_What is required:_ The listing below must be repeated word for word, with its images excluded.

### Dataset entries ###

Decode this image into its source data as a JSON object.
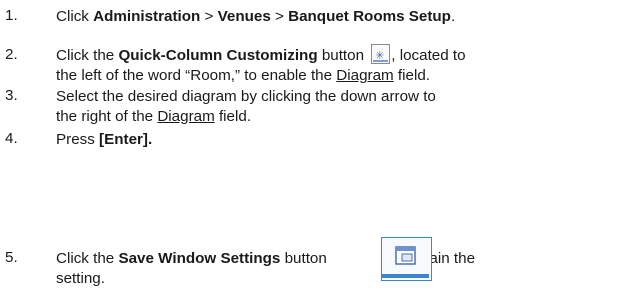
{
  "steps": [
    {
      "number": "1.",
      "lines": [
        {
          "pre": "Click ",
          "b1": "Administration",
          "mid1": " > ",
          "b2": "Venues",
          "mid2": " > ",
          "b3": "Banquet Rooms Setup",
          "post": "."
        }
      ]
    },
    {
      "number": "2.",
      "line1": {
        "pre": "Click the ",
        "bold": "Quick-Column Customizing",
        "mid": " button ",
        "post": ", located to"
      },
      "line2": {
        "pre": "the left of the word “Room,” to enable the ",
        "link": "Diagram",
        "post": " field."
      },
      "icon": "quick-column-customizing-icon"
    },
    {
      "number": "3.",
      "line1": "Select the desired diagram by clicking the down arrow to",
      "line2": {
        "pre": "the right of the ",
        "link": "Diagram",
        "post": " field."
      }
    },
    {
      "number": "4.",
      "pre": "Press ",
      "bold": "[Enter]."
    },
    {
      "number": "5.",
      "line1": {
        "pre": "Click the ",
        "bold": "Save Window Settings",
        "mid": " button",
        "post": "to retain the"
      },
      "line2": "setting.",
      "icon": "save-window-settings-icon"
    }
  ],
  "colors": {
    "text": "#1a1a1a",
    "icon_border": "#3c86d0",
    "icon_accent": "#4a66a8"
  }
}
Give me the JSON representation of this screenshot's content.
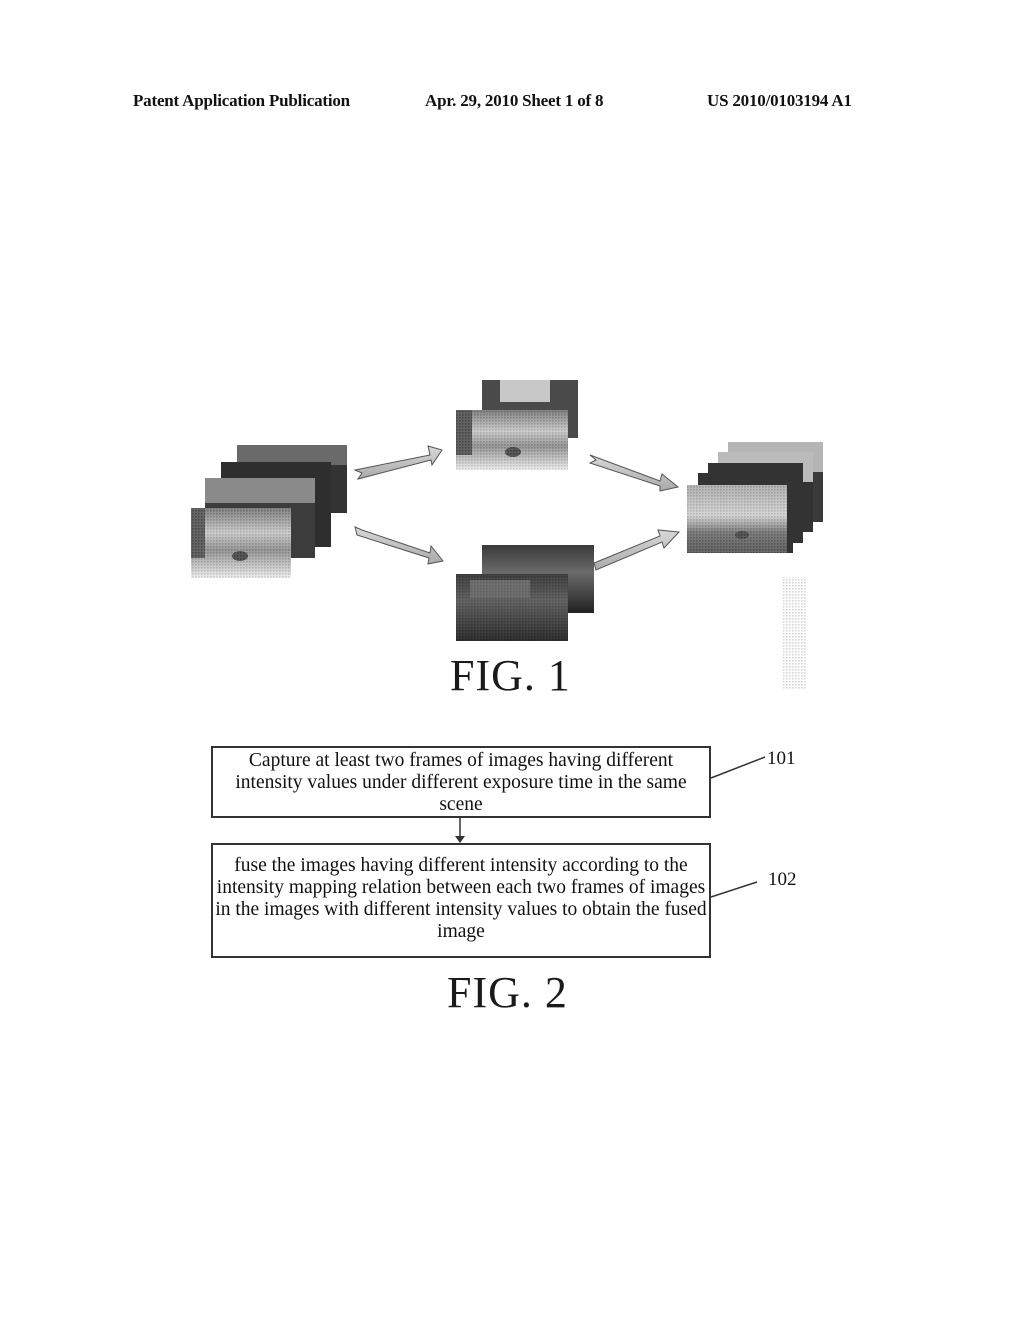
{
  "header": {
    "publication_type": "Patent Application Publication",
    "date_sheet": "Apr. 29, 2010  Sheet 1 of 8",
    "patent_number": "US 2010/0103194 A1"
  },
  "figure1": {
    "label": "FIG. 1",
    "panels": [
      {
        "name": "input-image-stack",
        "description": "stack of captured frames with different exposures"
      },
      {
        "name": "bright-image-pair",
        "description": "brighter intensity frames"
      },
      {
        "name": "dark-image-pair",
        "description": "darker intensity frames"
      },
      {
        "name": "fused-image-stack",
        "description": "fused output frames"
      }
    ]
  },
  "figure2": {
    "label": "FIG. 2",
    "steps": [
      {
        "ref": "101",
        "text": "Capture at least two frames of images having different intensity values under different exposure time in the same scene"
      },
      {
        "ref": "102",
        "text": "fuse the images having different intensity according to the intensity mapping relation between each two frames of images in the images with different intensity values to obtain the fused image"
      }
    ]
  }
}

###

_Finished exercise:_
Decode this image into its source data as a JSON object.
{
  "steps": [
    {
      "number": "1.",
      "lines": [
        {
          "pre": "Click ",
          "b1": "Administration",
          "mid1": " > ",
          "b2": "Venues",
          "mid2": " > ",
          "b3": "Banquet Rooms Setup",
          "post": "."
        }
      ]
    },
    {
      "number": "2.",
      "line1": {
        "pre": "Click the ",
        "bold": "Quick-Column Customizing",
        "mid": " button ",
        "post": ", located to"
      },
      "line2": {
        "pre": "the left of the word “Room,” to enable the ",
        "link": "Diagram",
        "post": " field."
      },
      "icon": "quick-column-customizing-icon"
    },
    {
      "number": "3.",
      "line1": "Select the desired diagram by clicking the down arrow to",
      "line2": {
        "pre": "the right of the ",
        "link": "Diagram",
        "post": " field."
      }
    },
    {
      "number": "4.",
      "pre": "Press ",
      "bold": "[Enter]."
    },
    {
      "number": "5.",
      "line1": {
        "pre": "Click the ",
        "bold": "Save Window Settings",
        "mid": " button",
        "post": "to retain the"
      },
      "line2": "setting.",
      "icon": "save-window-settings-icon"
    }
  ],
  "colors": {
    "text": "#1a1a1a",
    "icon_border": "#3c86d0",
    "icon_accent": "#4a66a8"
  }
}
Give me the JSON representation of this screenshot's content.
{
  "header": {
    "publication_type": "Patent Application Publication",
    "date_sheet": "Apr. 29, 2010  Sheet 1 of 8",
    "patent_number": "US 2010/0103194 A1"
  },
  "figure1": {
    "label": "FIG. 1",
    "panels": [
      {
        "name": "input-image-stack",
        "description": "stack of captured frames with different exposures"
      },
      {
        "name": "bright-image-pair",
        "description": "brighter intensity frames"
      },
      {
        "name": "dark-image-pair",
        "description": "darker intensity frames"
      },
      {
        "name": "fused-image-stack",
        "description": "fused output frames"
      }
    ]
  },
  "figure2": {
    "label": "FIG. 2",
    "steps": [
      {
        "ref": "101",
        "text": "Capture at least two frames of images having different intensity values under different exposure time in the same scene"
      },
      {
        "ref": "102",
        "text": "fuse the images having different intensity according to the intensity mapping relation between each two frames of images in the images with different intensity values to obtain the fused image"
      }
    ]
  }
}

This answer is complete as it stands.